Do you have any tips for aspiring writers?
I know many writers say they write because they can’t not write. This isn’t true for me – I was a journalist and copywriter in my previous life, which knocked any starry-eyedness about the process out of me. I’m quite pragmatic about it: I love writing, but I’ll only do it as long as there are people out there who will pay money to read my books (which, by the way, is the most massive accolade and privilege). So my advice would be: be realistic about your chances of being published and making a living as a novelist. Approach it like a business – study your market, read books in your genre, work hard to promote yourself and your book. And be lucky!
What is the last book you read that you’d like to recommend to others?
This is such a hard question! I read a lot but I have the memory of a goldfish. Once I’ve finished most books, I forget them almost immediately, and I’ve been known to get halfway through a novel before realising I have read it before. But I have no hesitation in recommending the book I’m currently reading: Ray Bradbury’s Something Wicked This Way Comes. He was a simply masterful writer.

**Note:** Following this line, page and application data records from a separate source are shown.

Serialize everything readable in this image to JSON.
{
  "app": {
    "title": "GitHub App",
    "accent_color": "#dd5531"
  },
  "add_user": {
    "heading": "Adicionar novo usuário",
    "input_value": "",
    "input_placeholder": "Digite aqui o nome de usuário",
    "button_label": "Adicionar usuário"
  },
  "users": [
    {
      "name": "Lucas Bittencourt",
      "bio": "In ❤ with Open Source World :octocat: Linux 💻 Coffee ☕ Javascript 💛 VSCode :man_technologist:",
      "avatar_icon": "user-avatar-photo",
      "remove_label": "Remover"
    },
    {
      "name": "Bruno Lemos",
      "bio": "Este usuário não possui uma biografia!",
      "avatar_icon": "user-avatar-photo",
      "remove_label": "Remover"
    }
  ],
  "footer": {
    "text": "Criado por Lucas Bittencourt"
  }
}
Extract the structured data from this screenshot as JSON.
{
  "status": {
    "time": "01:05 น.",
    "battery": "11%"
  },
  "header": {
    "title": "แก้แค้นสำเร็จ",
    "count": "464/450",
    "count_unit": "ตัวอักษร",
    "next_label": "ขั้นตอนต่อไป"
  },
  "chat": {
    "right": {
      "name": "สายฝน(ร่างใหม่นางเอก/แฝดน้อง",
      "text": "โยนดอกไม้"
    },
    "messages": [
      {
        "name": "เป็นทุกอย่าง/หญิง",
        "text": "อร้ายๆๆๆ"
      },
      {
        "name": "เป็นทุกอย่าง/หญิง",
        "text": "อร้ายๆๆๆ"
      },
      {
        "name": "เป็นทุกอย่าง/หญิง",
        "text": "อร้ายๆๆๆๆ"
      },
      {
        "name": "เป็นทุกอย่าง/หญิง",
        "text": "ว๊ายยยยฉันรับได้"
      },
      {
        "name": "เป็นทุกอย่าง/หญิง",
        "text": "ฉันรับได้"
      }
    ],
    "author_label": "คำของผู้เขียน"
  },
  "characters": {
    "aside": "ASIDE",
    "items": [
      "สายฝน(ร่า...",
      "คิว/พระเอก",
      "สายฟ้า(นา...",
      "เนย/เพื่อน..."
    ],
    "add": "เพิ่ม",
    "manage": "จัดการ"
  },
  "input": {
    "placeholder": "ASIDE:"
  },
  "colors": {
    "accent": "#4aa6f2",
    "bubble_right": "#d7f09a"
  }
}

Which book could you not live without?
I regularly fly long-haul to visit my family in South Africa. The 11-hour flight (not to mention the journey to the airport, the queue before check-in the wait to board…) would be impossible to survive without something to read. But it has to be a particular kind of book: gripping, not too demanding and nice and long. Anything by Philippa Gregory, Elizabeth Jane Howard or Lee Child will do the trick.
And last but not least, if you had to describe ‘A Groom With a View’ in just three words, which words would you pick?